"Over your enemy" – What is written is not "against" your enemy but rather "over" your enemy. You are definitely on top, because you come with the power of a Divine soul which is "part of the G-d above."
There is another and deeper explanation. Remind your adversary what is "above your enemy" – what is above him, his own spiritual root. In this way, you will remove the basis of the evil. The foundation of the animal soul stems from the beasts that are mentioned in the legends of creation. The foundation of the enemies, according to mystic lore, is the separation from divinity, whose goal is to create a fire of yearning that will lead to a renewed closeness. As time passed and the worlds descended lower and lower, the distance for the purpose of becoming closer became a void and was blocked. When we awaken the animal soul from its foundation, "over your enemy," the possibility will arise to overturn it and to bring it into our forces. "When man began to fight the war, the opposite side lost its force."
"And you will capture its captive" – Aside from the victory itself, there are other bonuses. The captives are Divine sparks which exist within the shells and the evil inclination, and now they return home, to become holy.
The captive entity from the evil inclination is still called "its captive." It is still related to evil, because within it there are still special powers, like the extra merit that those who have repented have over the entirely righteous people. The sparks have unique strengths, and the novelty stems from the fact that they reach us as a result of our waging war.
The Holy One, Blessed be He, gave the shells strength, and this is strong and true power. He also gave us strong and true power, in order to be able to conquer them. This is not a victory over a meaningless void, because the Holy One, Blessed be He, created them with great power in order to oppose sanctity, but we are able to capture this strength from them! And when we capture such strength, the novelty is great and prominent.

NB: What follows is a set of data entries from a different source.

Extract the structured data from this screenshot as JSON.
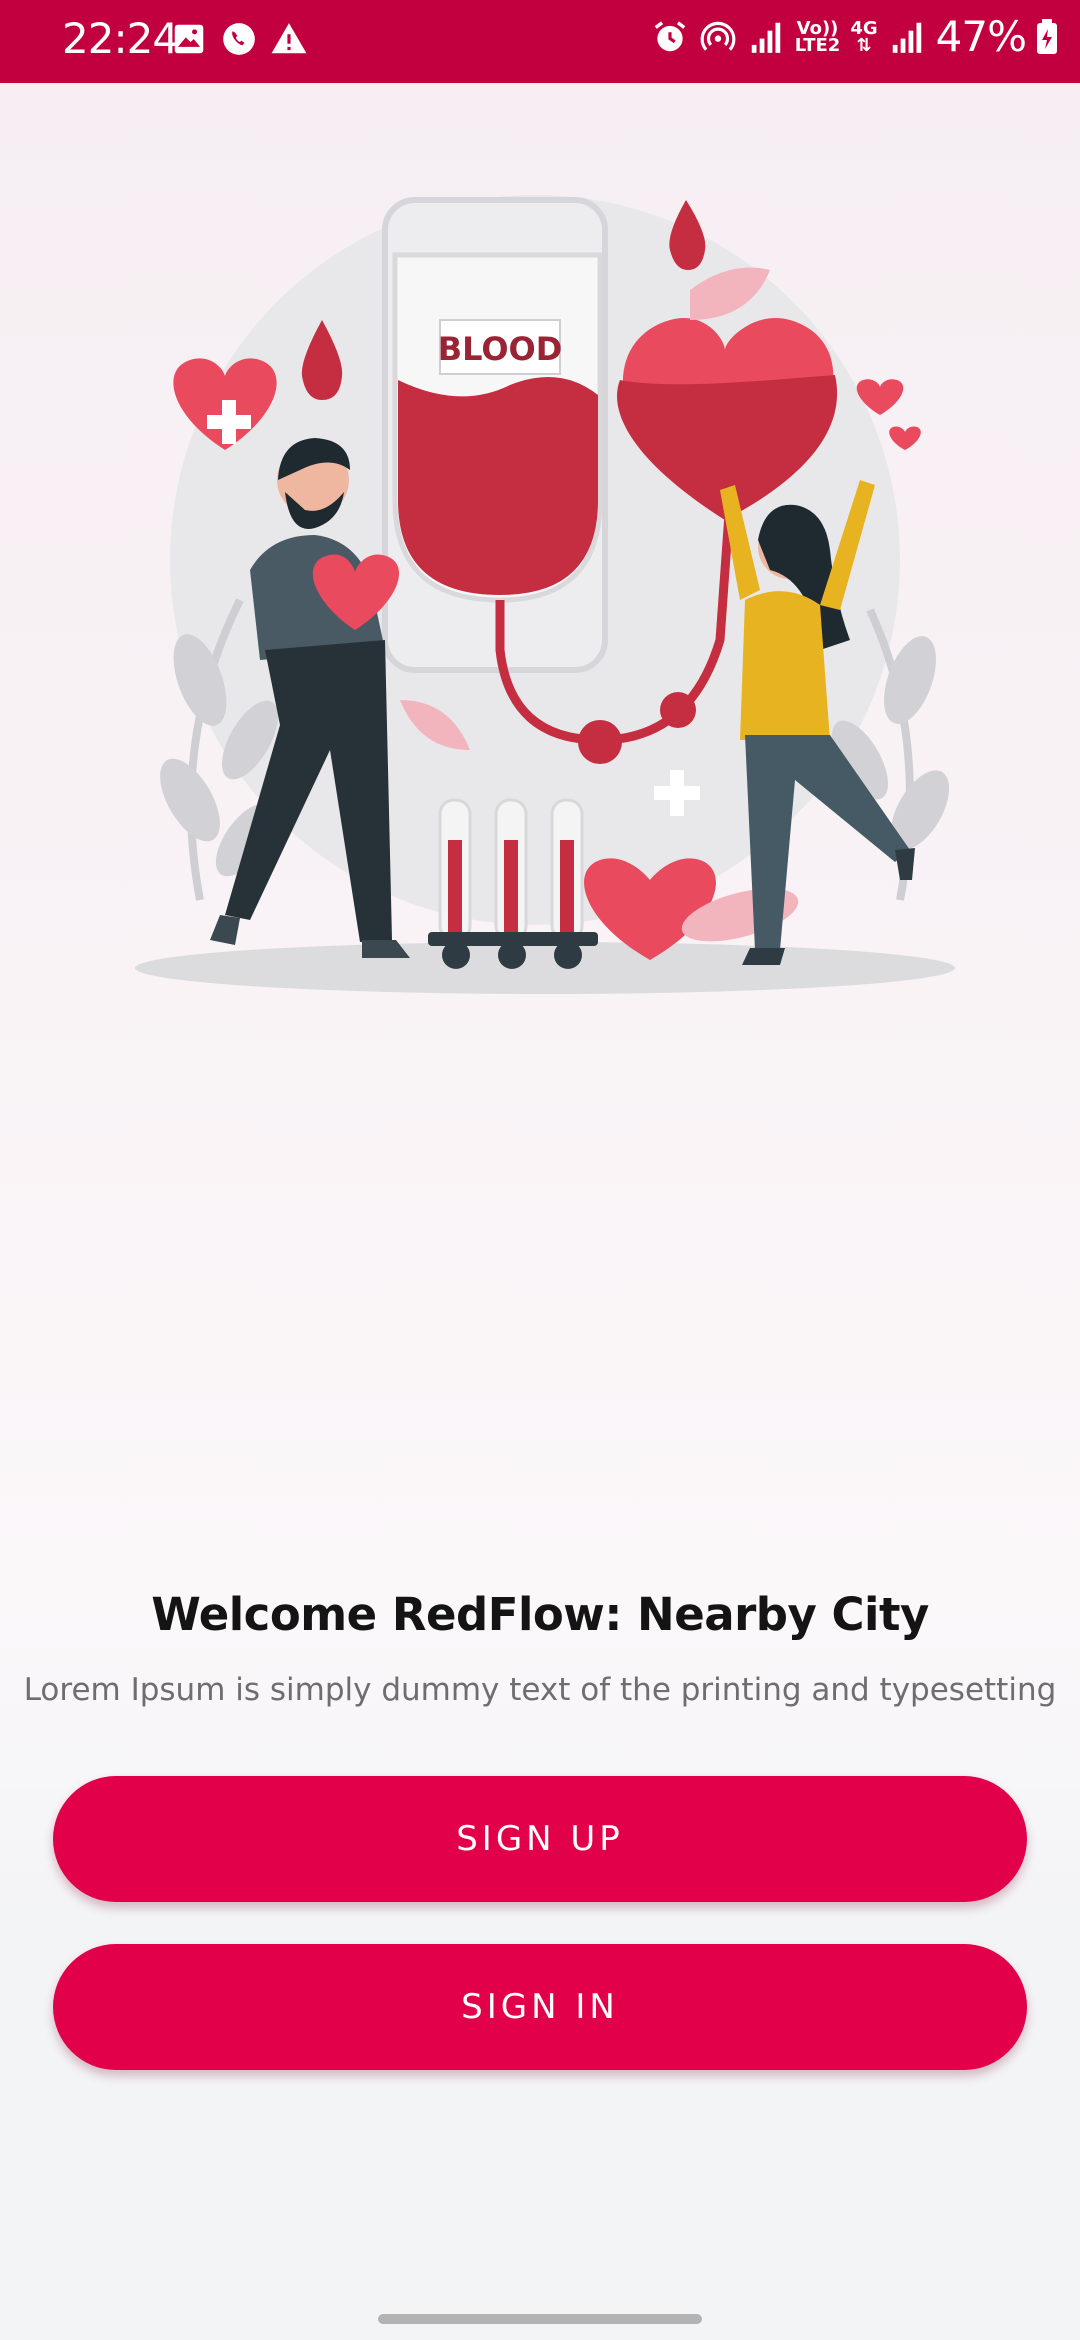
{
  "status_bar": {
    "time": "22:24",
    "network_top": "Vo))",
    "network_bottom": "LTE2",
    "network_gen": "4G",
    "battery": "47%",
    "icons": [
      "gallery-icon",
      "call-icon",
      "warning-icon",
      "alarm-icon",
      "hotspot-icon",
      "signal-icon",
      "signal-icon",
      "battery-charging-icon"
    ]
  },
  "illustration": {
    "bag_label": "BLOOD",
    "icon": "blood-donation-illustration"
  },
  "welcome": {
    "title": "Welcome RedFlow: Nearby City",
    "subtitle": "Lorem Ipsum is simply dummy text of the printing and typesetting"
  },
  "buttons": {
    "sign_up": "SIGN UP",
    "sign_in": "SIGN IN"
  },
  "colors": {
    "primary": "#e2004a",
    "status_bar": "#c2003f"
  }
}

Keep The Cow

There once was a 94-year-old rabbi in the 1890's in a small shtetle in Poland whose worn-out body began to surrender. The shtetle doctor prescribed for him a shot of whiskey three times a day, to relax him.

However, not to be lured into worldly pleasures, he declined. But the doctor heard that the rabbi loved milk. So he instructed the rabbi’s wife to spike his milk three times a day.

Eventually, the elderly rabbi approached his final hour. As several of the townsfolk gathered around him at his bedside, the townsfolk asked if there were any words of wisdom the rabbi wanted to leave to the people in the town.

"Oh, yes," he replied. "Never sell that cow!"